▶ EXERCISE DESCRIPTION: Write out every line below that contains "title".

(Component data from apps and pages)
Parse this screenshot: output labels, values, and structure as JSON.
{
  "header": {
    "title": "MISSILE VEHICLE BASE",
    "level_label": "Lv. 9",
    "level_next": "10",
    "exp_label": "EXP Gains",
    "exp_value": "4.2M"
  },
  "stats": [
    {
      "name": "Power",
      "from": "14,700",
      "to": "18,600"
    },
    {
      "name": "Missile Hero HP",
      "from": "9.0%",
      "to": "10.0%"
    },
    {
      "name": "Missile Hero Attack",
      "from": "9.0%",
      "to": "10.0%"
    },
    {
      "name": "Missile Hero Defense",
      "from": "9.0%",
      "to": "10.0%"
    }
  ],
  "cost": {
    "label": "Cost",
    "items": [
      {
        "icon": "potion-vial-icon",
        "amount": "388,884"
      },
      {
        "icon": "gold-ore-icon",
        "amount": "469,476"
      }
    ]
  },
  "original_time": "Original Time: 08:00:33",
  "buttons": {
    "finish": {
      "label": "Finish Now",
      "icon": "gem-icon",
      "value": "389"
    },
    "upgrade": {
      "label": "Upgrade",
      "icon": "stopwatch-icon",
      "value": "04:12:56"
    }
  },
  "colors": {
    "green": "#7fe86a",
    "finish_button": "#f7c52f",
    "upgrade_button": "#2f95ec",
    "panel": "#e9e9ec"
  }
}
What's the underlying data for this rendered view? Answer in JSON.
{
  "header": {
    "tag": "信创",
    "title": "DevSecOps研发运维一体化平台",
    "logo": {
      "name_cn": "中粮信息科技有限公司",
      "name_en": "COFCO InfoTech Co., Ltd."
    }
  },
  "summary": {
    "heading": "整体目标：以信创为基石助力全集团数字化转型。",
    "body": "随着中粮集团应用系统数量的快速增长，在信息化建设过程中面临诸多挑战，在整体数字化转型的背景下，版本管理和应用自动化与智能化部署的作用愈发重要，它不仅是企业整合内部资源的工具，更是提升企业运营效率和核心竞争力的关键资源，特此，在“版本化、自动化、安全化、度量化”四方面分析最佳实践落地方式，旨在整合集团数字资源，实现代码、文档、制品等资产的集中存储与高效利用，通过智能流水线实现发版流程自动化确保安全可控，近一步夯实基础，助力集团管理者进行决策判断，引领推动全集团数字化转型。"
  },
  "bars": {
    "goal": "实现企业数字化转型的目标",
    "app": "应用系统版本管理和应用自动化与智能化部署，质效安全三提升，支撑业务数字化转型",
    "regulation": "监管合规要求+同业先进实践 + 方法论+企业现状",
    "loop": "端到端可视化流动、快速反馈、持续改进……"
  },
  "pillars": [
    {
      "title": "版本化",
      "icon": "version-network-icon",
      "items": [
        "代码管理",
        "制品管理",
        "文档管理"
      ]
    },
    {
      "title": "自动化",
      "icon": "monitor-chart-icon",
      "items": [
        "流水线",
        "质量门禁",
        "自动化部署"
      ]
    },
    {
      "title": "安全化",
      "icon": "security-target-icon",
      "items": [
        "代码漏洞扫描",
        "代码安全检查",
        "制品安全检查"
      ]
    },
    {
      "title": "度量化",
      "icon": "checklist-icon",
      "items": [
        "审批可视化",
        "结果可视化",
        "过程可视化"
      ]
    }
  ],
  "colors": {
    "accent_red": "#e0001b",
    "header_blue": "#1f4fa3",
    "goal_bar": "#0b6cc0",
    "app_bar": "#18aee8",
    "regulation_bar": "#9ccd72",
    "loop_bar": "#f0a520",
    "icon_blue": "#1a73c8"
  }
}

▶ WRITTEN ANSWER:
    "title": "MISSILE VEHICLE BASE",
    "title": "DevSecOps研发运维一体化平台",
      "title": "版本化",
      "title": "自动化",
      "title": "安全化",
      "title": "度量化",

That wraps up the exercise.